Of Interest: H Stewart - "Dora Elizabeth"
Okay, not a free netlabel download, but an excellent first physical release for H Stewart and a nice complement to her many netlabel releases. A different direction for this artist. Stream the tracks/purchase from Moving Furniture Records.
"The passing of a close relative is one of life’s unfortunate, but certain to occur, events. This is even more true if that loved one served the roles of friend, comforter, teacher, and was also a source refuge and unconditional love. Such individuals are never really forgotten, because the essence of their being is forever embedded in our mind. The things that they did and said – the things that shaped our lives and inspired us - endure. Nor are thoughts about them ever absent from our minds or long. A certain odor or sound or even the slant of sunlight at a particular time of day or season might summon some recollection or fond memory of the person.
Dora Elizabeth is a milestone for H Stewart in two respects. Most important, the album serves as a tribute and memorial to her maternal Grandmother.
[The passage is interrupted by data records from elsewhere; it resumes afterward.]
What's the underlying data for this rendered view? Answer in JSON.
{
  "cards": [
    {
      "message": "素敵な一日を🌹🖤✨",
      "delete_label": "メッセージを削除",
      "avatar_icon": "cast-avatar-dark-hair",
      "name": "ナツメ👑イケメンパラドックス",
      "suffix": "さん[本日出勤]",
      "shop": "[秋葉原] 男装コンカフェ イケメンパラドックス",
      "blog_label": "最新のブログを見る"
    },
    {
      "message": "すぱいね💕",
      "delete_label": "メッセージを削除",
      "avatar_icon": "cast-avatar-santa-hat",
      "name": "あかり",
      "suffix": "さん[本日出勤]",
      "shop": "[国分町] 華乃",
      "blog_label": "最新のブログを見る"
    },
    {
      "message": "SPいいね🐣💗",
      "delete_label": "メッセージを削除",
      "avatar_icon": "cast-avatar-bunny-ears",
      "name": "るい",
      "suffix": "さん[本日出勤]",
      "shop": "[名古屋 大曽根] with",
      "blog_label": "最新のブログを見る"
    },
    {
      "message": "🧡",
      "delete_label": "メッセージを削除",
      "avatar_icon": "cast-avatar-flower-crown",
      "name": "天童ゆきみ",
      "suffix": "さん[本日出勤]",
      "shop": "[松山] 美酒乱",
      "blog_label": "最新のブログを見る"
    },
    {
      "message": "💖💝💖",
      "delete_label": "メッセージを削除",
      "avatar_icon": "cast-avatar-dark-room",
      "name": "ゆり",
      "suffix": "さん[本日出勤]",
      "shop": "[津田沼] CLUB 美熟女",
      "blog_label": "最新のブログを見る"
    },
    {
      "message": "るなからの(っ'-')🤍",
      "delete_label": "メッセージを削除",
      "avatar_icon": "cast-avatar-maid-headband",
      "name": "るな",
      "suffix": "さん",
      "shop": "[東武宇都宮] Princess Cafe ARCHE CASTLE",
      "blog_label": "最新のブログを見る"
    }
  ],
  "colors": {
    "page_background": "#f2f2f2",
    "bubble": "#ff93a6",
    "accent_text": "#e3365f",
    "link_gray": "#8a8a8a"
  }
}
From the composer’s heart to the listener, this is a musical story of Dora Elizabeth’s life. To quote H Stewart:
There are those of us lucky enough to have encountered the gods of our own time, the people who helped create and shape us into what we are and what we give the world. I was but clay in her loving hands. Let us all take this opportunity to ensure that she and all of those who have shaped us never really die.
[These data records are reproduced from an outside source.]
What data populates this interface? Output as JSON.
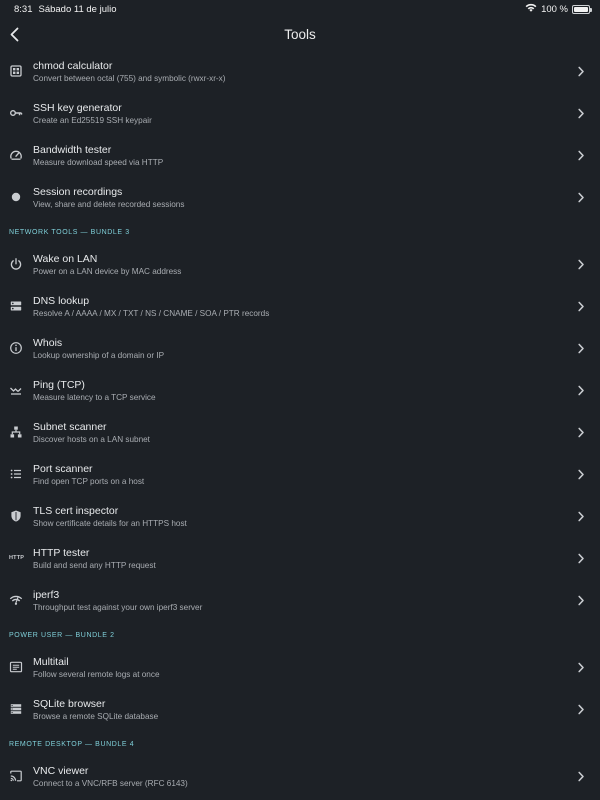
{
  "status": {
    "time": "8:31",
    "date": "Sábado 11 de julio",
    "battery": "100 %"
  },
  "header": {
    "title": "Tools"
  },
  "groups": [
    {
      "section": "",
      "items": [
        {
          "title": "chmod calculator",
          "subtitle": "Convert between octal (755) and symbolic (rwxr-xr-x)",
          "icon": "grid-icon"
        },
        {
          "title": "SSH key generator",
          "subtitle": "Create an Ed25519 SSH keypair",
          "icon": "key-icon"
        },
        {
          "title": "Bandwidth tester",
          "subtitle": "Measure download speed via HTTP",
          "icon": "speedometer-icon"
        },
        {
          "title": "Session recordings",
          "subtitle": "View, share and delete recorded sessions",
          "icon": "record-dot-icon"
        }
      ]
    },
    {
      "section": "NETWORK TOOLS — BUNDLE 3",
      "items": [
        {
          "title": "Wake on LAN",
          "subtitle": "Power on a LAN device by MAC address",
          "icon": "power-icon"
        },
        {
          "title": "DNS lookup",
          "subtitle": "Resolve A / AAAA / MX / TXT / NS / CNAME / SOA / PTR records",
          "icon": "dns-icon"
        },
        {
          "title": "Whois",
          "subtitle": "Lookup ownership of a domain or IP",
          "icon": "info-icon"
        },
        {
          "title": "Ping (TCP)",
          "subtitle": "Measure latency to a TCP service",
          "icon": "ping-icon"
        },
        {
          "title": "Subnet scanner",
          "subtitle": "Discover hosts on a LAN subnet",
          "icon": "network-tree-icon"
        },
        {
          "title": "Port scanner",
          "subtitle": "Find open TCP ports on a host",
          "icon": "list-icon"
        },
        {
          "title": "TLS cert inspector",
          "subtitle": "Show certificate details for an HTTPS host",
          "icon": "shield-icon"
        },
        {
          "title": "HTTP tester",
          "subtitle": "Build and send any HTTP request",
          "icon": "http-icon",
          "icon_text": "HTTP"
        },
        {
          "title": "iperf3",
          "subtitle": "Throughput test against your own iperf3 server",
          "icon": "wifi-icon"
        }
      ]
    },
    {
      "section": "POWER USER — BUNDLE 2",
      "items": [
        {
          "title": "Multitail",
          "subtitle": "Follow several remote logs at once",
          "icon": "terminal-icon"
        },
        {
          "title": "SQLite browser",
          "subtitle": "Browse a remote SQLite database",
          "icon": "database-list-icon"
        }
      ]
    },
    {
      "section": "REMOTE DESKTOP — BUNDLE 4",
      "items": [
        {
          "title": "VNC viewer",
          "subtitle": "Connect to a VNC/RFB server (RFC 6143)",
          "icon": "cast-icon"
        }
      ]
    }
  ]
}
She sums it all up quite nicely with these poetic words: “all the good things about me are her fault.”
Dora Elizabeth lived some 87 years enjoying life in general but also taking in stride all of the tribulations that such a long lifespan brings. “Comprehending Sunrise” celebrates her birth while “A Ballad for the Lost “and “The Dirt Road” chronicle the hard times of the Great Depression. The “Elk’s Lodge” memorialises a decade long courtship and eventual uniting of Dora Elizabeth and H Stewart’s grandfather. They were married at an Elk’s lodge in Arkansas. The track “Her Love” has a significance spanning the entirety of Dora Elizabeth’s life, while “Cancer” marks the final stage of the story, a beautiful lamentation that brings Dora Elizabeth’s life to a poignant close. The hazy ambiance and reverberating vocals of “Ever After” provide for aural metaphor of a surreal conversation from beyond the grave and track makes for a fitting conclusion to the album.
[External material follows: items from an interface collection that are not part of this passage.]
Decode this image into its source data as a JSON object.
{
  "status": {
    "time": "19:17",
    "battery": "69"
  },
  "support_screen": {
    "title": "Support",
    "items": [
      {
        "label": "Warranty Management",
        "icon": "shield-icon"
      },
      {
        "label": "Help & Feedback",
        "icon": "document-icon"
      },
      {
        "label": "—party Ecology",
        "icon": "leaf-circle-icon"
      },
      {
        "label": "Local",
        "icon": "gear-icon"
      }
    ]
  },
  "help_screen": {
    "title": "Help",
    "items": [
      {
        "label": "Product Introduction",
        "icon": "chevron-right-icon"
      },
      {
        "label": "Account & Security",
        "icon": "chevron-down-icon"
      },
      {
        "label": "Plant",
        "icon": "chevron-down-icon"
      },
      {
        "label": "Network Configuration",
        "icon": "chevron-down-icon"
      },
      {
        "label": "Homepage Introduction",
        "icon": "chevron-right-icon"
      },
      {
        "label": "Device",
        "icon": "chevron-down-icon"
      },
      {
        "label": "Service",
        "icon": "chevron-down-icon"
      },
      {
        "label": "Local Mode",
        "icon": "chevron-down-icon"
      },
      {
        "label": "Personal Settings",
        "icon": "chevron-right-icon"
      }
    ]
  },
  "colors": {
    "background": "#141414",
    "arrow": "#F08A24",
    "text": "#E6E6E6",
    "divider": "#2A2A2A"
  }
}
In addition to being H Stewart’s first physical release, Dora Elizabeth marks an important departure in style from previous netlabel releases on Clinical Archives, Frigida Records, and Test Tube being her first serious venture into instrumentation and is certainly her most musical release to date. Created on a Casio with the assistance bass player and sound engineer Robert Herrmann II, the majority of the tracks are instrumental, but her sweet, haunting vocals are still present, and especially notable is the heart-rending “Her Love”. The tracks were recorded and layered before being processed electronically.
No specific genre does justice in describing Dora Elizabeth in its entirety. Experimental in general, Dora Elizabeth blends elements of traditional musical samples and structures with the highly atypical. In listening again to her prior works, it’s clear that H Stewart is not afraid of testing the boundaries of experimental music and pushing into new territory. Dora Elizabeth takes her and the listener another step further. I’m sure that Dora Elizabeth is pleased."
This post was modified by LAJ on 2009-10-27 01:41:52